Lead Counsel independently verifies Chapter 7 Bankruptcy attorneys in Anchorage by conferring with Alaska bar associations and conducting annual reviews to confirm that an attorney practices in their advertised practice areas and possesses a valid bar license for the appropriate jurisdictions.
A Chapter 7 personal bankruptcy filing is also known as liquidation bankruptcy. The “means test” determines if you qualify by looking at your income and debt. Although Chapter 7 bankruptcy discharges some of your debts, it doesn’t eliminate all debt. Contact an Anchorage attorney to determine if you are eligible for Chapter 7.
Prior to meeting with your chapter 7 personal bankruptcy attorney, get all your paperwork, assets, debts, loans, financial statements and other necessary documents in order. Once all the necessary paperwork has been gathered, meet with an an Anchorage bankruptcy attorney to guide and advise you as to what best suits your particular situation.
In legal practice, experience matters. An experienced attorney will likely have handled issues similar to yours many, many times. Therefore, after listening to your situation, the attorney should have a reasonable idea of the time line for a case like yours and the likely resolution.
The goal of an initial consultation is to find an attorney you are comfortable working with and someone who can help you understand your options under the law. Seek to understand the relevant legal experience the attorney brings to your case. While it is not realistic to expect an attorney to resolve your legal issue during an initial consultation, you should gain a level of comfort with his/her ability to do so. A good consultation can clarify issues, raise pertinent questions and considerations for your case, and help you make an informed decision towards resolving your legal issue.
In general, how much an attorney costs will often depend on these four factors: billing method and pricing structure, type of legal work performed, law firm prestige, and attorney experience. Depending on the legal issue you are facing, an attorney may bill you by the hour, settle on a flat fee, or enter into a contingency fee agreement. The type of legal work you need help with will also play a role in cost incurred.
Plaintiff – a person or party who brings a lawsuit against another person(s) or party/parties in a court of law. Private persons or parties can only file suit in civil court.

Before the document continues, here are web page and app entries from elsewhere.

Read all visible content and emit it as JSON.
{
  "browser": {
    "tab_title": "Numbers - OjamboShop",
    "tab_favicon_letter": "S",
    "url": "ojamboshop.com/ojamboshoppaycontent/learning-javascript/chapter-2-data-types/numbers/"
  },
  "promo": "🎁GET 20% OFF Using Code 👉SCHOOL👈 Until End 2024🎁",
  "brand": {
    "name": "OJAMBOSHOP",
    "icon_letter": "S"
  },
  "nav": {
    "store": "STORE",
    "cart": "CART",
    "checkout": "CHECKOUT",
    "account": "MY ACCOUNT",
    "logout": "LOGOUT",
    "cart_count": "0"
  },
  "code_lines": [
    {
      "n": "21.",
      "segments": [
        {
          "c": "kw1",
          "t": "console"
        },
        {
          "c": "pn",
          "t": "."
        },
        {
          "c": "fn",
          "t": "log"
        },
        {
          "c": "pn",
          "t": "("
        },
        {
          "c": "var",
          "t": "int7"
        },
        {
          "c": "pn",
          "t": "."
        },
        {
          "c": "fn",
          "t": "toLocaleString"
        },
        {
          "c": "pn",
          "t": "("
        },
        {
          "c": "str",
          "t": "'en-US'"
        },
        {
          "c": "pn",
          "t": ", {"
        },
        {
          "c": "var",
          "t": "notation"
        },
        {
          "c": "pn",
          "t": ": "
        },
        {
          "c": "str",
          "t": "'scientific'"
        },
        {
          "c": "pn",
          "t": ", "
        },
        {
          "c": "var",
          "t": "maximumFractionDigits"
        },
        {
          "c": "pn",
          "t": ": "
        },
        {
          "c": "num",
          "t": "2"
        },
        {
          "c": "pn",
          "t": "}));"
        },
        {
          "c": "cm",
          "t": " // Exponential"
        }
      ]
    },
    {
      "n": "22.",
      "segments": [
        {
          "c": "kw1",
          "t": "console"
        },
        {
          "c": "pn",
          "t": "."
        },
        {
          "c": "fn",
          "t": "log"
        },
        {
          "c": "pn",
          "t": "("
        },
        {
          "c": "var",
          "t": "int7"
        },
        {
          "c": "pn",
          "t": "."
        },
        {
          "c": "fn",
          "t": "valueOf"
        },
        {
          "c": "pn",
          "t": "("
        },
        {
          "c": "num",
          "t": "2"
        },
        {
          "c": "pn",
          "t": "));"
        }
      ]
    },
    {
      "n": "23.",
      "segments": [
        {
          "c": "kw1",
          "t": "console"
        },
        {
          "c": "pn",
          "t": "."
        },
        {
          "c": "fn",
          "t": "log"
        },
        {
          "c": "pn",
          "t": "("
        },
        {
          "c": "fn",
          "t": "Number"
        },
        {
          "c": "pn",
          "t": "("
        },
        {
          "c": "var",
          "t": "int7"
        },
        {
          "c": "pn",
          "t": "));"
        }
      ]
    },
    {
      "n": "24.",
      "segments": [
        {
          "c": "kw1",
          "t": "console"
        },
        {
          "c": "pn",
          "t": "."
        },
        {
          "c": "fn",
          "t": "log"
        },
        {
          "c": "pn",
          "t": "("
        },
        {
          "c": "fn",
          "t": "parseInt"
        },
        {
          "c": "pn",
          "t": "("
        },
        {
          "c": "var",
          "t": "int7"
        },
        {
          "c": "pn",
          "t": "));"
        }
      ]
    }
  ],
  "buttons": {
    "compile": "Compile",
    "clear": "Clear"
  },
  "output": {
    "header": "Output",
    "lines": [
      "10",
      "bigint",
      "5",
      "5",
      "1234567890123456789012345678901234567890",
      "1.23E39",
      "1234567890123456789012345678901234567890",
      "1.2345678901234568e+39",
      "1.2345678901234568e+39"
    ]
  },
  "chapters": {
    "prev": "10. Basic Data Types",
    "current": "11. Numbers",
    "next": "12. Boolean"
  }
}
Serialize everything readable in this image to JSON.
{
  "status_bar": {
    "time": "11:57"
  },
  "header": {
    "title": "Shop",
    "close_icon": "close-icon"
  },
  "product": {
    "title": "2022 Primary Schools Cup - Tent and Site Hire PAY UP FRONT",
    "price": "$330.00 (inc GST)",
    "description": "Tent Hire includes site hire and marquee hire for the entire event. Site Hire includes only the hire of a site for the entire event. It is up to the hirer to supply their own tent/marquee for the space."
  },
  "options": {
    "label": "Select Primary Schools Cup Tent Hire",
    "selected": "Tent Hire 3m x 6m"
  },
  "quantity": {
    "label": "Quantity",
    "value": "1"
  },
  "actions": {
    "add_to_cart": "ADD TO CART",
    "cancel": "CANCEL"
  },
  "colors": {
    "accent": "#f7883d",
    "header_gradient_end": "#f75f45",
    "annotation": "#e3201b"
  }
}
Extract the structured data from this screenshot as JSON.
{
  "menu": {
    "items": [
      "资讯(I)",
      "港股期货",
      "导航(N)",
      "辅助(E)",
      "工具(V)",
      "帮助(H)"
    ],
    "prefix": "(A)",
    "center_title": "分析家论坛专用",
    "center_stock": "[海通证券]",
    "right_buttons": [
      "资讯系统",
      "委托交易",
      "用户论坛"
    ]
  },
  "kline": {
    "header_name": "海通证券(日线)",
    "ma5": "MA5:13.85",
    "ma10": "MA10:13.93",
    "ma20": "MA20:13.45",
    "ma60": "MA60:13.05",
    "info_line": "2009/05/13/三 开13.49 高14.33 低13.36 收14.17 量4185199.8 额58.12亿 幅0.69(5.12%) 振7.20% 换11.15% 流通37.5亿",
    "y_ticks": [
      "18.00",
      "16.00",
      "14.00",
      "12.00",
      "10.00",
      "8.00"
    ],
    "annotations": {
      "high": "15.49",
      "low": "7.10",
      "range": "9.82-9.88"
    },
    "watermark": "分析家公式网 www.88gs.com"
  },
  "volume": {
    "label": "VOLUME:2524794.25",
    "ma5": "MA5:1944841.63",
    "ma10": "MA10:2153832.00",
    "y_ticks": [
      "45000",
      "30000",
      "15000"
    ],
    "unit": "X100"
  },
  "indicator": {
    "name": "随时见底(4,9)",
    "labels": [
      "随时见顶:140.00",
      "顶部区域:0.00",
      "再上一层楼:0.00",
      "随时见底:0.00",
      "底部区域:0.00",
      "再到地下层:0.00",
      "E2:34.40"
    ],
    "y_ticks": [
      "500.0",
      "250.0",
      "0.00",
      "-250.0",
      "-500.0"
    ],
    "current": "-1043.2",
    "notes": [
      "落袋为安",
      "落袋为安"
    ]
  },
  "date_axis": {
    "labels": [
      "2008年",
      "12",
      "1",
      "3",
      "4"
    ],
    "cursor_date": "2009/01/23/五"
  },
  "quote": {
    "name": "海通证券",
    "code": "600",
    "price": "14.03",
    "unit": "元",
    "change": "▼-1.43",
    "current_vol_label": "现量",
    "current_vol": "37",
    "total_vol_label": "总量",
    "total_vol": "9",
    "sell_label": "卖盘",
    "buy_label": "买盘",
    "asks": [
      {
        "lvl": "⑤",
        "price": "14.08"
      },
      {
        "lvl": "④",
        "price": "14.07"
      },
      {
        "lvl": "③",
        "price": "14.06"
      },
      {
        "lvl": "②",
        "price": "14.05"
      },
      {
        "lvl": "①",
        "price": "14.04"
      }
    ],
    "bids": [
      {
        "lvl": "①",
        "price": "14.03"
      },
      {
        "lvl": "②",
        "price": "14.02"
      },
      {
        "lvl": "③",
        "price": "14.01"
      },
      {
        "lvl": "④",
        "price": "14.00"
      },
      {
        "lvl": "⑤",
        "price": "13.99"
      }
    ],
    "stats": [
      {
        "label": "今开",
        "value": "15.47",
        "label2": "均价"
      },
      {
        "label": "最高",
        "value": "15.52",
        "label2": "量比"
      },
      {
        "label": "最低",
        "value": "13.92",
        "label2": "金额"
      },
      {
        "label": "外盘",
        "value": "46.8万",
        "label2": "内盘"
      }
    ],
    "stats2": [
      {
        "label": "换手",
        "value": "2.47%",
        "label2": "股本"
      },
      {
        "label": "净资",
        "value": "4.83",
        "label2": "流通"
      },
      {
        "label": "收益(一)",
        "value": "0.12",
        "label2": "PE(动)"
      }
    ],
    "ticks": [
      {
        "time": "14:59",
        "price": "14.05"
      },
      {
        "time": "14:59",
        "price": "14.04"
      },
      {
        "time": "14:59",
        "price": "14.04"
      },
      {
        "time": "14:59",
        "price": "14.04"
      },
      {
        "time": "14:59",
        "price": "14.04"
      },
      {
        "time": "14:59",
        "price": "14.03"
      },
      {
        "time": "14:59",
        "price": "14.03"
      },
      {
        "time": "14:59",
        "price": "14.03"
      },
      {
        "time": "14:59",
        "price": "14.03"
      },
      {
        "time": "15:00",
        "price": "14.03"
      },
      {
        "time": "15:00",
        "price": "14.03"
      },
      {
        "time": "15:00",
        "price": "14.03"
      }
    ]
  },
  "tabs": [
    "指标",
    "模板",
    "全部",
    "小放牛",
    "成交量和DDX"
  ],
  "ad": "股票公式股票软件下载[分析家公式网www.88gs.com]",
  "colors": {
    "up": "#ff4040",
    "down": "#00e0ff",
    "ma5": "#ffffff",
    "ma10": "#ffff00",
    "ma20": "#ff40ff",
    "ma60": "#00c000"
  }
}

Judgment – A decision of the court. Also known as a decree or order. Judgments handed down by the court are usually binding on the parties before the court.